With the pictures left out, write out the records verbatim.

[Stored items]

▬▬▬▬▬▬

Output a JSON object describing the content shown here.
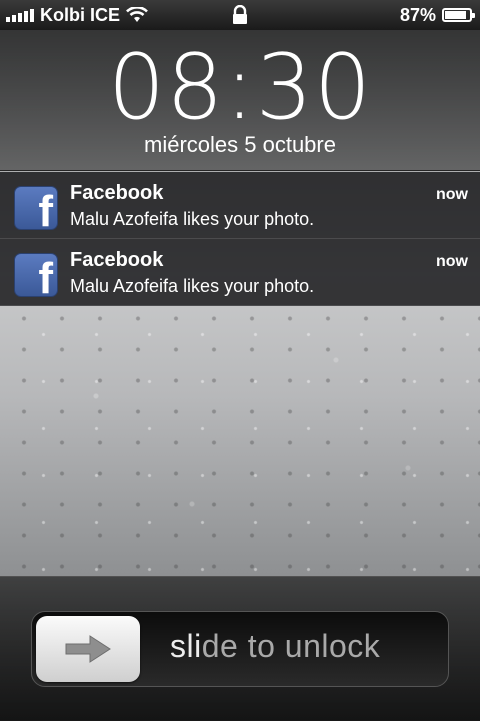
{
  "status_bar": {
    "carrier": "Kolbi ICE",
    "battery_percent": "87%",
    "battery_level": 0.87
  },
  "lock": {
    "time": "08:30",
    "date": "miércoles 5 octubre"
  },
  "notifications": [
    {
      "app": "Facebook",
      "message": "Malu Azofeifa likes your photo.",
      "time": "now",
      "icon": "facebook-icon"
    },
    {
      "app": "Facebook",
      "message": "Malu Azofeifa likes your photo.",
      "time": "now",
      "icon": "facebook-icon"
    }
  ],
  "slider": {
    "highlight_text": "sli",
    "rest_text": "de to unlock",
    "icon": "arrow-right-icon"
  },
  "colors": {
    "facebook": "#3b5998"
  }
}
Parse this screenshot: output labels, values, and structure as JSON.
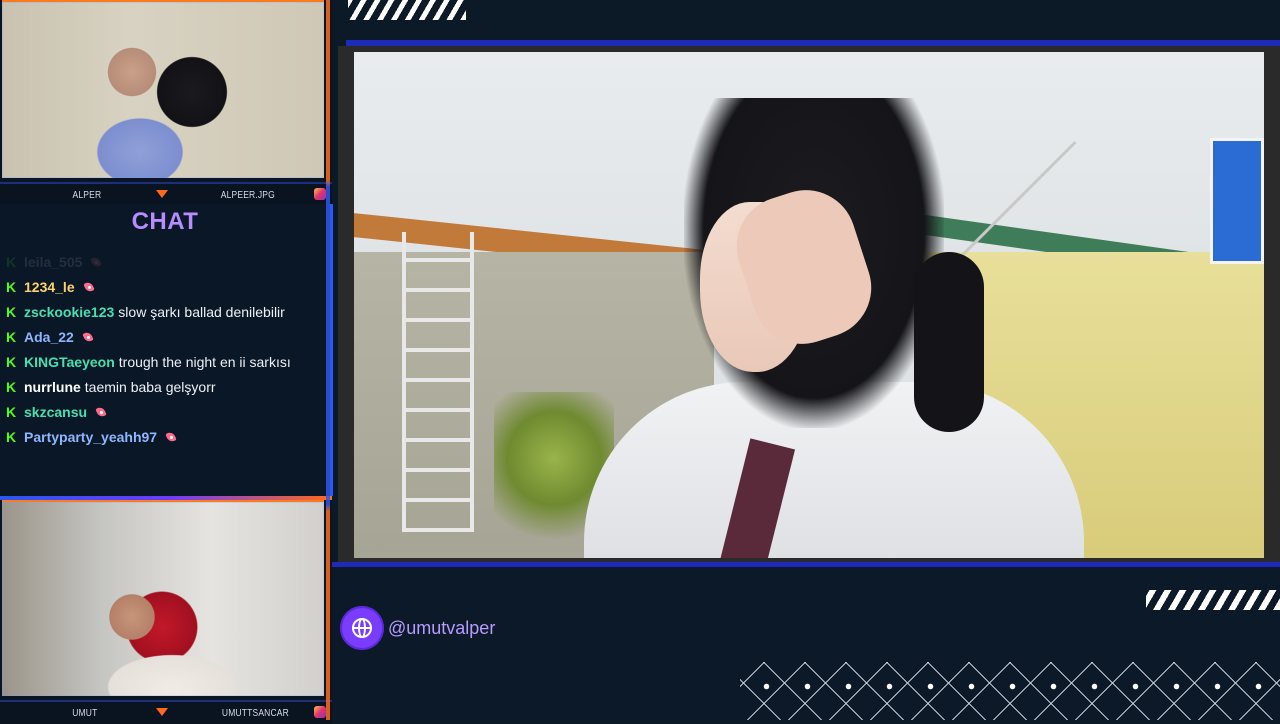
{
  "webcams": {
    "top": {
      "left_label": "ALPER",
      "right_label": "ALPEER.JPG"
    },
    "bottom": {
      "left_label": "UMUT",
      "right_label": "UMUTTSANCAR"
    }
  },
  "chat": {
    "title": "CHAT",
    "messages": [
      {
        "user": "leila_505",
        "text": "",
        "badge": true,
        "faded": true,
        "color": "#cfd6df"
      },
      {
        "user": "1234_le",
        "text": "",
        "badge": true,
        "color": "#ffd36b"
      },
      {
        "user": "zsckookie123",
        "text": "slow şarkı ballad denilebilir",
        "badge": false,
        "color": "#46e0b0"
      },
      {
        "user": "Ada_22",
        "text": "",
        "badge": true,
        "color": "#8fb6ff"
      },
      {
        "user": "KINGTaeyeon",
        "text": "trough the night en ii sarkısı",
        "badge": false,
        "color": "#46e0b0"
      },
      {
        "user": "nurrlune",
        "text": "taemin baba gelşyorr",
        "badge": false,
        "color": "#ffffff"
      },
      {
        "user": "skzcansu",
        "text": "",
        "badge": true,
        "color": "#46e0b0"
      },
      {
        "user": "Partyparty_yeahh97",
        "text": "",
        "badge": true,
        "color": "#8fb6ff"
      }
    ]
  },
  "social": {
    "handle": "@umutvalper",
    "icon": "globe-icon"
  },
  "colors": {
    "accent_purple": "#b68cff",
    "accent_blue": "#2a58f0",
    "accent_orange": "#ff6a1a",
    "kick_green": "#53fc18"
  }
}
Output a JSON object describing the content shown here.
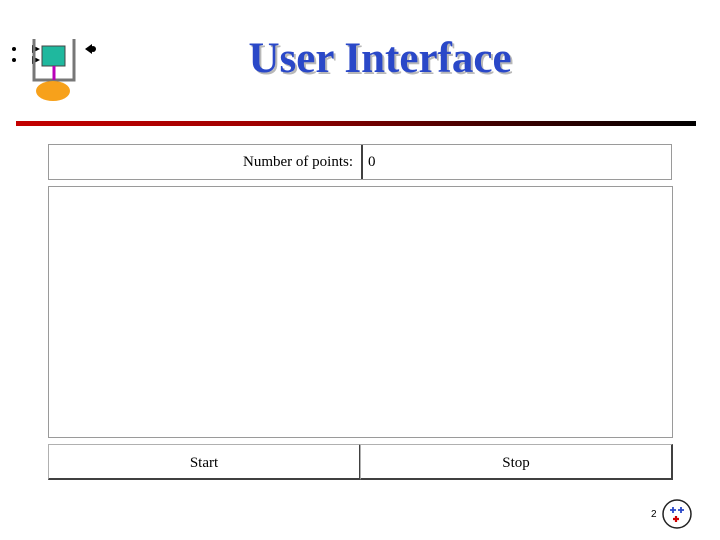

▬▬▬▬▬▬

[Written solution]
Output a JSON object describing the content shown here.
{
  "status_bar": {
    "carrier": "Kolbi ICE",
    "battery_percent": "87%",
    "battery_level": 0.87
  },
  "lock": {
    "time": "08:30",
    "date": "miércoles 5 octubre"
  },
  "notifications": [
    {
      "app": "Facebook",
      "message": "Malu Azofeifa likes your photo.",
      "time": "now",
      "icon": "facebook-icon"
    },
    {
      "app": "Facebook",
      "message": "Malu Azofeifa likes your photo.",
      "time": "now",
      "icon": "facebook-icon"
    }
  ],
  "slider": {
    "highlight_text": "sli",
    "rest_text": "de to unlock",
    "icon": "arrow-right-icon"
  },
  "colors": {
    "facebook": "#3b5998"
  }
}
Parse this screenshot: output labels, values, and structure as JSON.
{
  "webcams": {
    "top": {
      "left_label": "ALPER",
      "right_label": "ALPEER.JPG"
    },
    "bottom": {
      "left_label": "UMUT",
      "right_label": "UMUTTSANCAR"
    }
  },
  "chat": {
    "title": "CHAT",
    "messages": [
      {
        "user": "leila_505",
        "text": "",
        "badge": true,
        "faded": true,
        "color": "#cfd6df"
      },
      {
        "user": "1234_le",
        "text": "",
        "badge": true,
        "color": "#ffd36b"
      },
      {
        "user": "zsckookie123",
        "text": "slow şarkı ballad denilebilir",
        "badge": false,
        "color": "#46e0b0"
      },
      {
        "user": "Ada_22",
        "text": "",
        "badge": true,
        "color": "#8fb6ff"
      },
      {
        "user": "KINGTaeyeon",
        "text": "trough the night en ii sarkısı",
        "badge": false,
        "color": "#46e0b0"
      },
      {
        "user": "nurrlune",
        "text": "taemin baba gelşyorr",
        "badge": false,
        "color": "#ffffff"
      },
      {
        "user": "skzcansu",
        "text": "",
        "badge": true,
        "color": "#46e0b0"
      },
      {
        "user": "Partyparty_yeahh97",
        "text": "",
        "badge": true,
        "color": "#8fb6ff"
      }
    ]
  },
  "social": {
    "handle": "@umutvalper",
    "icon": "globe-icon"
  },
  "colors": {
    "accent_purple": "#b68cff",
    "accent_blue": "#2a58f0",
    "accent_orange": "#ff6a1a",
    "kick_green": "#53fc18"
  }
}
Output a JSON object describing the content shown here.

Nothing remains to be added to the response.